Your task is to restate exactly the lines from the one holding "Output a JSON" to the end of the entries below, inclusive.

-.-.-

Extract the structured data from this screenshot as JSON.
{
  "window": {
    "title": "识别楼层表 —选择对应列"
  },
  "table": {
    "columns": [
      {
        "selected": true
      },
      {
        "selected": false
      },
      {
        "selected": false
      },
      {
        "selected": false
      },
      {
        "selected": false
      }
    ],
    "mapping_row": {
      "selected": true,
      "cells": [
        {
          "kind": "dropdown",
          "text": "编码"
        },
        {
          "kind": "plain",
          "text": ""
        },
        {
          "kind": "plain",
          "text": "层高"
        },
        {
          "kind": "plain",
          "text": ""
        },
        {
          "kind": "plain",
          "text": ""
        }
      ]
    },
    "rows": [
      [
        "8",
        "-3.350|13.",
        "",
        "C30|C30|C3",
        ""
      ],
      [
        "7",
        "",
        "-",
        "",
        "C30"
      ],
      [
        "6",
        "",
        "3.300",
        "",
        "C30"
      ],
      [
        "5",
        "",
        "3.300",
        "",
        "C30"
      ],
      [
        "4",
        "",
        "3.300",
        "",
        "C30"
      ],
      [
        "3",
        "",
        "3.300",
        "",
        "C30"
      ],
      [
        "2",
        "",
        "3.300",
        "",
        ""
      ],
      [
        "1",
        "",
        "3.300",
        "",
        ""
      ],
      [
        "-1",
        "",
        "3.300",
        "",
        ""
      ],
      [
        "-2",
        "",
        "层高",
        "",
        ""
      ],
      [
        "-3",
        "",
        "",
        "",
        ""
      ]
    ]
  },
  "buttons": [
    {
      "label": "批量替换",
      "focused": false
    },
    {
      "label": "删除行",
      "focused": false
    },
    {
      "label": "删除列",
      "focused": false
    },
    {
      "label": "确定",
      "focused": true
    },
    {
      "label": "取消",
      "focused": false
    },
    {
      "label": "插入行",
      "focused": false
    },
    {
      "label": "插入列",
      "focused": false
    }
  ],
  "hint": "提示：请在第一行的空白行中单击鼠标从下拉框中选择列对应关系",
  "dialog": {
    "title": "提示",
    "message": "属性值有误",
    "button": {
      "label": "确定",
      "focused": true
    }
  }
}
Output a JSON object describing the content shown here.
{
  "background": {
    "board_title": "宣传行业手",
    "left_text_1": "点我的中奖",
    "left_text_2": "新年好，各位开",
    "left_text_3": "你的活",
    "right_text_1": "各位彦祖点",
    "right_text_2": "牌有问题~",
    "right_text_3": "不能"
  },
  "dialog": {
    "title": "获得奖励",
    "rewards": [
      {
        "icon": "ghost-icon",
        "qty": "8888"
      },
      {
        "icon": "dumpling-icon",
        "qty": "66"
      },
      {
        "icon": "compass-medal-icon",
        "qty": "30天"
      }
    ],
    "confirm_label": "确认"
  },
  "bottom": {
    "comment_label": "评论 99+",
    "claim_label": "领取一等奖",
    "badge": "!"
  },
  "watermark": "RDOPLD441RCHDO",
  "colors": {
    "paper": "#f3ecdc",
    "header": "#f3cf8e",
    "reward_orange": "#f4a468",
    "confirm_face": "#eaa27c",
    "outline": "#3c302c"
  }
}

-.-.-

- **Exercise response**:
Output a JSON object describing the content shown here.
{
  "background": {
    "board_title": "宣传行业手",
    "left_text_1": "点我的中奖",
    "left_text_2": "新年好，各位开",
    "left_text_3": "你的活",
    "right_text_1": "各位彦祖点",
    "right_text_2": "牌有问题~",
    "right_text_3": "不能"
  },
  "dialog": {
    "title": "获得奖励",
    "rewards": [
      {
        "icon": "ghost-icon",
        "qty": "8888"
      },
      {
        "icon": "dumpling-icon",
        "qty": "66"
      },
      {
        "icon": "compass-medal-icon",
        "qty": "30天"
      }
    ],
    "confirm_label": "确认"
  },
  "bottom": {
    "comment_label": "评论 99+",
    "claim_label": "领取一等奖",
    "badge": "!"
  },
  "watermark": "RDOPLD441RCHDO",
  "colors": {
    "paper": "#f3ecdc",
    "header": "#f3cf8e",
    "reward_orange": "#f4a468",
    "confirm_face": "#eaa27c",
    "outline": "#3c302c"
  }
}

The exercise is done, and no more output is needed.